And given the comments of Barry Rosenthal and Tex here, I think a persuasive case can be made that, indeed, the Rove strategy was critical to the particular success in Ohio, a state without whose electoral votes, Bush would have lost. The anti-gay marriage and anti-gay civil union amendment won in that state by a 62% to 38% vote, with a 1.2 million vote differential, as Barry reports. Bush won the state by 136,000+ votes. Exit polls reported that close to 70% of supporters of the Ohio ban voted for Bush. If that ban were not on the ballot, not firing up a certain group of evangelical voters who voted also for Bush, Kerry may have eked out a narrow victory in Ohio. Republican strategists understood this, as Tex suggests, which is why the Bush campaign encouraged the Ohio ban initiative, running advertisements on radio, by phone, and in mass mailings.
Nothing I say here contradicts points made by Irfan and others that many voters, quite apart from that fundamentalist bloc, voted for Bush because they saw in him a steady, self-confident leader in the war on terrorism. That, coupled with a very effective campaign which targeted Kerry's lack of credibility, clarity, and consistency, made for a winning formula. Rove said as much this morning on"Meet the Press." It takes a lot more than a fundamentalist base to deliver Bush the Presidency with a higher percentage of the vote than any Democratic candidate since LBJ's 1964 landslide, as Rove suggested.
But the mantra is still valid:"First secure the base." Rove did. Bush won.
Finally, I agree with Irfan on many of the points he makes about Ronald Reagan, and I agree that Reagan said a lot of awful and outrageous things during his presidency. More importantly, his practical legacy did not match his rhetorical one. Still, my admiration for Reagan remains focused on Reagan at his libertarian rhetorical best, as I express here and here. I just don't find the same libertarian rhetorical streak in George W. Bush.
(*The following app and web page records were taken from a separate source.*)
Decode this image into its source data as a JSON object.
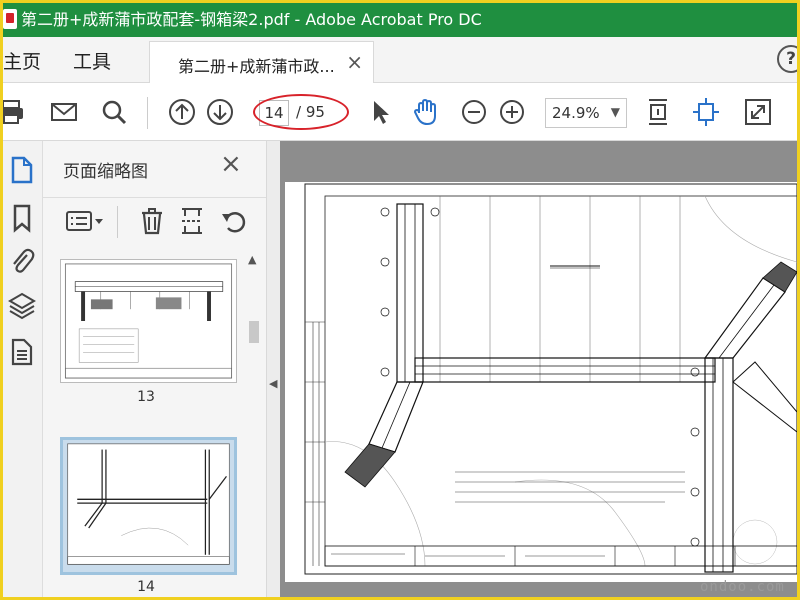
{
  "window": {
    "title": "第二册+成新蒲市政配套-钢箱梁2.pdf - Adobe Acrobat Pro DC"
  },
  "tabs": {
    "home": "主页",
    "tools": "工具",
    "document": "第二册+成新蒲市政...",
    "close_glyph": "×",
    "help_glyph": "?"
  },
  "toolbar": {
    "current_page": "14",
    "total_pages": "/ 95",
    "zoom": "24.9%",
    "icons": [
      "print-icon",
      "email-icon",
      "search-icon",
      "previous-page-icon",
      "next-page-icon",
      "select-cursor-icon",
      "hand-tool-icon",
      "zoom-out-icon",
      "zoom-in-icon",
      "fit-page-icon",
      "rotate-view-icon",
      "fullscreen-icon"
    ]
  },
  "rail": {
    "icons": [
      "page-thumbnails-icon",
      "bookmarks-icon",
      "attachments-icon",
      "layers-icon",
      "page-info-icon"
    ]
  },
  "thumbnails_panel": {
    "title": "页面缩略图",
    "close_glyph": "×",
    "icons": [
      "options-menu-icon",
      "delete-icon",
      "insert-page-icon",
      "undo-icon"
    ],
    "pages": [
      {
        "number": "13",
        "selected": false
      },
      {
        "number": "14",
        "selected": true
      }
    ]
  },
  "document": {
    "watermark": "ondoo.com"
  },
  "colors": {
    "titlebar": "#1f8f40",
    "highlight_oval": "#d8222a",
    "accent_blue": "#2a72c9",
    "outer_frame": "#f0d020"
  }
}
And perhaps, in the long run, that is best. I wouldn't want Bush to be mistakenly identified as a libertarian. Mistaking Reagan for a libertarian had its costs, after all.